When you see the train station you know that you are arriving to the little city of “Ollanta”. From terminal it is possible to see the Ollantaytambo ruins. In front of terminal there is a popular market. I walked one block and found the plaza, place where many tourists rest. I continued walking, crossed the bridge on a little river that after join with Urubamba river. There are many people selling crafts out of entrance of ruins. Inside complex there are few people, and a guide offered me to orient my visit for S/ 20 ($7), I didn’t take it because I had my own book of history and I had already read enough about this place.
I started to climb this ruins following arrows draw over some stones. Little by little I realized that this one was not a simple ruin, it was a fortress, with many platforms and temples. Near top of the fortress I got a door of stone, similar to one in Saqsaywaman and other in Macchucpichu. The temples were never finished. This temples were going to be a place to adoration to sun and moon gods. I suppose that when Inca imperial power started to be destroyed, this construction lost its ceremonial importance. In a room close to the top of the complex I found a strange hidden walk. Without knowing where it would take me, I decided to follow it. Initially I didn’t have intention to walk a lot, however I realized that the panoramic view was better in each step I went.
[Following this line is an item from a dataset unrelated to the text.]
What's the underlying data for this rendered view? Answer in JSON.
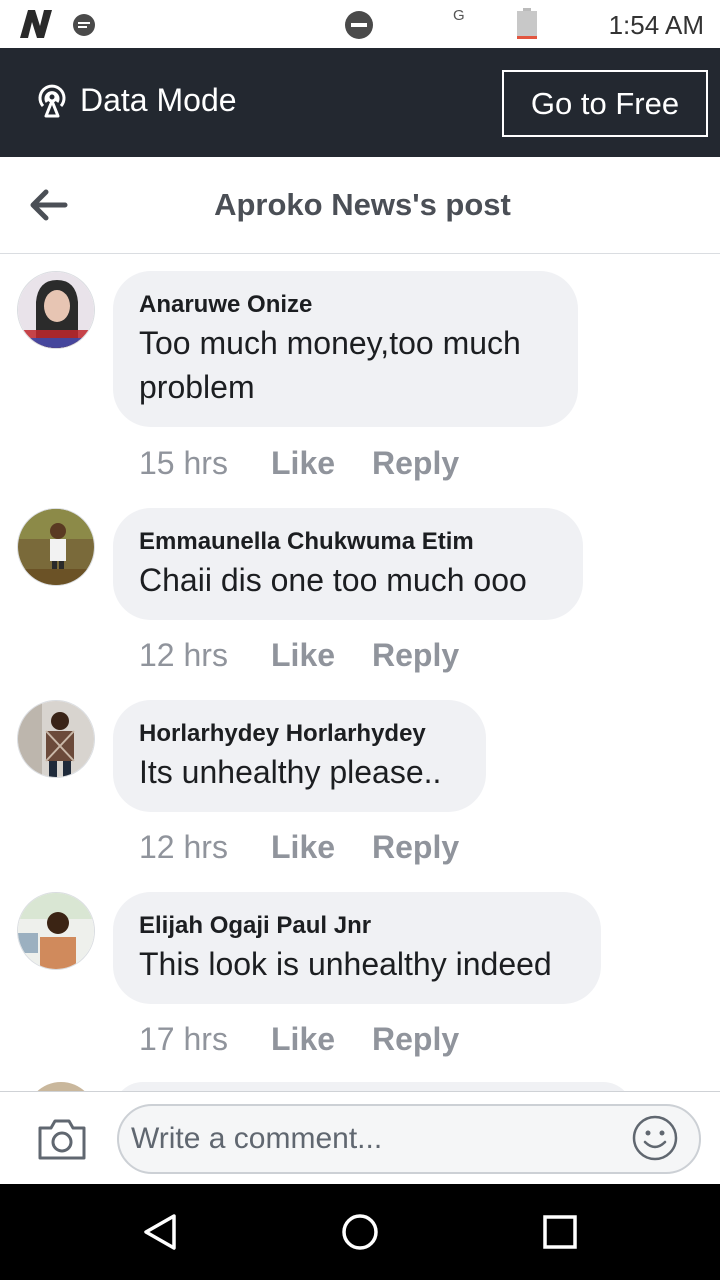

Therefore I continued walking until I saw I beautiful view of the sacred valley, some minutes I stayed astonished seeing the marvelous image of the valley. As if that were not enough, I saw the train to Machupicchu crossing the valley from afar. I continued in a zigzag trekking , and 25 minutes later I got a ruins that were not mentioned in my book, they seems ceremonial due to the form of the doors and also a strategic spot to have a panoramic view of the valley. From this place you can see all Ollantaytambo town, Urubamba river and the valley. Definitively it is an excellent place to rest, to read, to stay in peace. I loved the loneliness of this place. After 20 minutes lain back on the mountain watching the blue sky, I decided to read something about this strange fortress. I was one of few places where conquistadors lost a mayor battle. Hernando Pizarro (Francisco Pizarro’s brother) tried to capture Manco Inca. Pizarro’s men were showered with arrows and spears from fortress’ top and were unable to climb to it. They were further hampered when Manco Inca flooded the plain below the fortress through previously prepared channels. The Spaniards’ horses were bogged down in the water. They had to retreat. But, this victory was short; soon after, strengthened Spanish forces returned with a quadrupled cavalry force and Manco Inca fled to his jungle strong-hold in Vilcabamba. When I read this I could imagine all this episode. It is the best form to understand the history: in the place where the facts happened. It was not only a war of two bands, but also a war of two cultures; both were brave and courageous. I like to think that I have something from each one.
After one hour I this place I met with a person from Italy. He helped me with the pictures and in the coming back to the base of the fortress showed me a silhouette of an inka in the big mountain in front of me. Very interesting….a good end to finish my visit. Definitely I will return to this place someday, I don’t know when, maybe, in fourteen years.